- Poster Presentation
- Open Access
Detection of circulating cancer cells in peripheral blood as a prognostic factor in early breast cancer
© BioMed Central 2005
- Published: 17 June 2005
- Breast Cancer
- Cancer Cell
- Breast Cancer Cell
- Menopausal Status
- Progesterone Receptor Status
Approximately 30% of patients with localized breast cancer eventually develop distant metastases despite optimal surgery and adjuvant therapies. This fact has been attributed to early tumor seeding via the bloodstream. Therefore, identification of breast cancer cells in blood could enable early detection of micrometastases and could potentially be of prognostic significance. The aim of our study was to evaluate the correlation between circulating breast cancer cells and classical prognostic factors.
From February 1999 until April 2004 blood samples from 81 patients, aged 36–72, stages I and II, with or without metastases to regional lymph nodes, were collected every 3–6 months. All patients underwent therapeutic surgery and subsequent adjuvant therapies. Blood samples were screened for mRNA encoding hMAM, EGFR, CK-19 and β-hCG by nested RT-PCR. The result of the test was treated as positive when the expression of one or more mRNA markers was observed in at least two samples taken from the same patient. Clinical data, such as histological grade, pT-grade and pN-grade, menopausal status, estrogen receptor and progesterone receptor status, malignancy grade and others were available for analysis.
We found that breast cancer cells were present in peripheral blood of patients even in very early stages of the disease. Any of the two-marker tests used in our experiments, hMAM/β-hCG, hMAM/EGFR or EGFR/β-hCG, allowed comparable detection of breast cancer cells: in 68–74% of lymph node-positive (N1) and 49–59% of lymph node-negative (N0) patients. Addition of a third marker did not significantly increase detection sensitivity. While analyzing the presence of cancer cells in blood samples collected before mastectomy, we found cancer cells in the blood of only 13% of N0 patients, but in 46% of N1 patients. Thirteen of the 81 patients (16%) experienced recurrence of the disease within a 4-year follow-up period.
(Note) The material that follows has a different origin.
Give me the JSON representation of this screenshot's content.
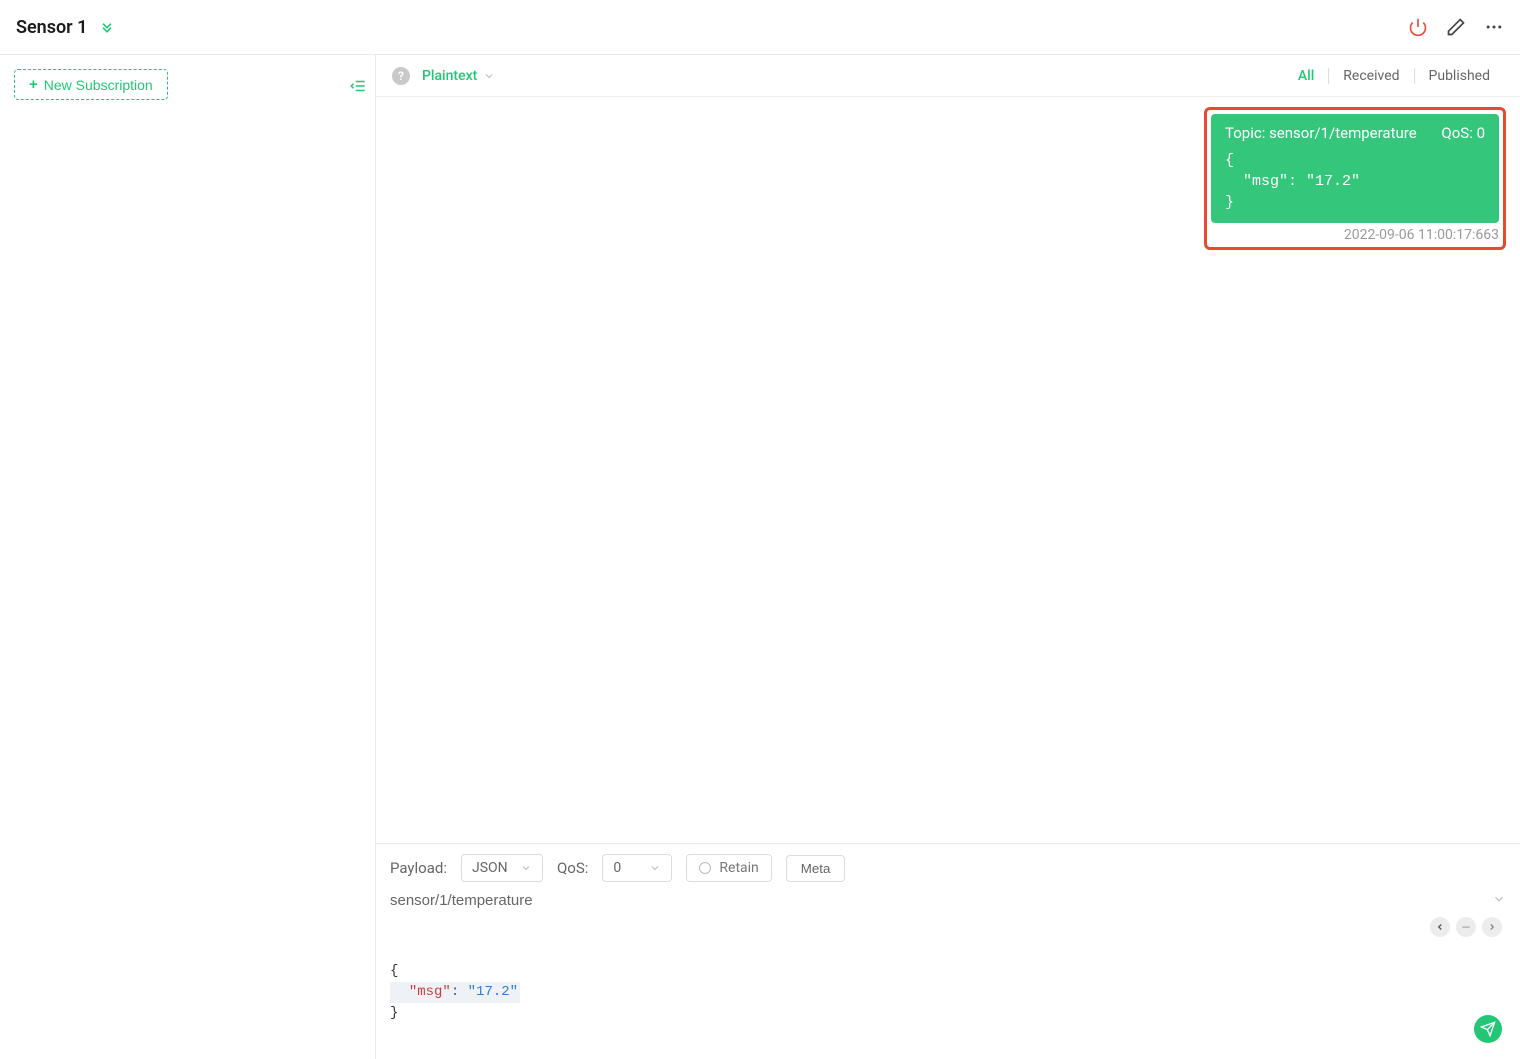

We did not find any correlation between the presence of cancer cells and recurrence or any other clinical prognostic factors except one: patients with premenopausal status had cancer cells in the blood in 37% of cases, in comparison with those with postmenopausal status who had cancer cells in 63% of cases.
We have shown that a two-marker RT-PCR assay for hMAM/β-hCG, hMAM/EGFR or EGFR/β-hCG may be used for detection of occult breast cancer cells in peripheral blood. Except for menopausal status, we did not find any correlation between the presence of cancer cells in the blood and classical prognostic factors. Our data may suggest a different mechanism of disease dissemination in premenopausal and postmenopausal women.